_WHAT IS BEING ASKED:_
The entire listing below should be output exactly as it stands.

_EXERCISE DATA:_
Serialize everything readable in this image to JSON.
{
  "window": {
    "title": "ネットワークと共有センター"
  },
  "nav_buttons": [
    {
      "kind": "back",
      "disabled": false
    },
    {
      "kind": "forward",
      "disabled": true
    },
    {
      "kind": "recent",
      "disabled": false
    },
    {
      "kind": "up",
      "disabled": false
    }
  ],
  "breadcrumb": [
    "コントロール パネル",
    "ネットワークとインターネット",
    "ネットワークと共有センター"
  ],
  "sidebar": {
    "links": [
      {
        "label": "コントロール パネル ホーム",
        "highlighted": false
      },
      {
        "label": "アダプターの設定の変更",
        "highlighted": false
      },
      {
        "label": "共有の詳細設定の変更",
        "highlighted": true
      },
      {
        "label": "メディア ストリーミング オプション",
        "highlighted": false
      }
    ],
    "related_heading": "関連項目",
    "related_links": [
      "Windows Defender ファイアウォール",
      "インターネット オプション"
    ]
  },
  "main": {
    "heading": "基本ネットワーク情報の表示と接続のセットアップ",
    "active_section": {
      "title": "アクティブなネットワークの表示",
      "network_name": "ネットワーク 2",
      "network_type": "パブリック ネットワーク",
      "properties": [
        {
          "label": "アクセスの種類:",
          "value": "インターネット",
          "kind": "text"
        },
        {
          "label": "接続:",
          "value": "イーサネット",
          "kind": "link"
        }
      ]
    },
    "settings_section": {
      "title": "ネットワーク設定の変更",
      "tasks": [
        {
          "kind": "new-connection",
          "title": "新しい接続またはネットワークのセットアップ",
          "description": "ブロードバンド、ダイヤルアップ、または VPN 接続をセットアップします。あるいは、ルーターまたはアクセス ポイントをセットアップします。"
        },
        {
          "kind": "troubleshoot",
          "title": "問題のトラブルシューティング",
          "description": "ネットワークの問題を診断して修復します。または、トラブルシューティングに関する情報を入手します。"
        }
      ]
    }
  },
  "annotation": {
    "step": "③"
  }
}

_SOLUTION FOR THIS EXERCISE:_
Serialize everything readable in this image to JSON.
{
  "window": {
    "title": "ネットワークと共有センター"
  },
  "nav_buttons": [
    {
      "kind": "back",
      "disabled": false
    },
    {
      "kind": "forward",
      "disabled": true
    },
    {
      "kind": "recent",
      "disabled": false
    },
    {
      "kind": "up",
      "disabled": false
    }
  ],
  "breadcrumb": [
    "コントロール パネル",
    "ネットワークとインターネット",
    "ネットワークと共有センター"
  ],
  "sidebar": {
    "links": [
      {
        "label": "コントロール パネル ホーム",
        "highlighted": false
      },
      {
        "label": "アダプターの設定の変更",
        "highlighted": false
      },
      {
        "label": "共有の詳細設定の変更",
        "highlighted": true
      },
      {
        "label": "メディア ストリーミング オプション",
        "highlighted": false
      }
    ],
    "related_heading": "関連項目",
    "related_links": [
      "Windows Defender ファイアウォール",
      "インターネット オプション"
    ]
  },
  "main": {
    "heading": "基本ネットワーク情報の表示と接続のセットアップ",
    "active_section": {
      "title": "アクティブなネットワークの表示",
      "network_name": "ネットワーク 2",
      "network_type": "パブリック ネットワーク",
      "properties": [
        {
          "label": "アクセスの種類:",
          "value": "インターネット",
          "kind": "text"
        },
        {
          "label": "接続:",
          "value": "イーサネット",
          "kind": "link"
        }
      ]
    },
    "settings_section": {
      "title": "ネットワーク設定の変更",
      "tasks": [
        {
          "kind": "new-connection",
          "title": "新しい接続またはネットワークのセットアップ",
          "description": "ブロードバンド、ダイヤルアップ、または VPN 接続をセットアップします。あるいは、ルーターまたはアクセス ポイントをセットアップします。"
        },
        {
          "kind": "troubleshoot",
          "title": "問題のトラブルシューティング",
          "description": "ネットワークの問題を診断して修復します。または、トラブルシューティングに関する情報を入手します。"
        }
      ]
    }
  },
  "annotation": {
    "step": "③"
  }
}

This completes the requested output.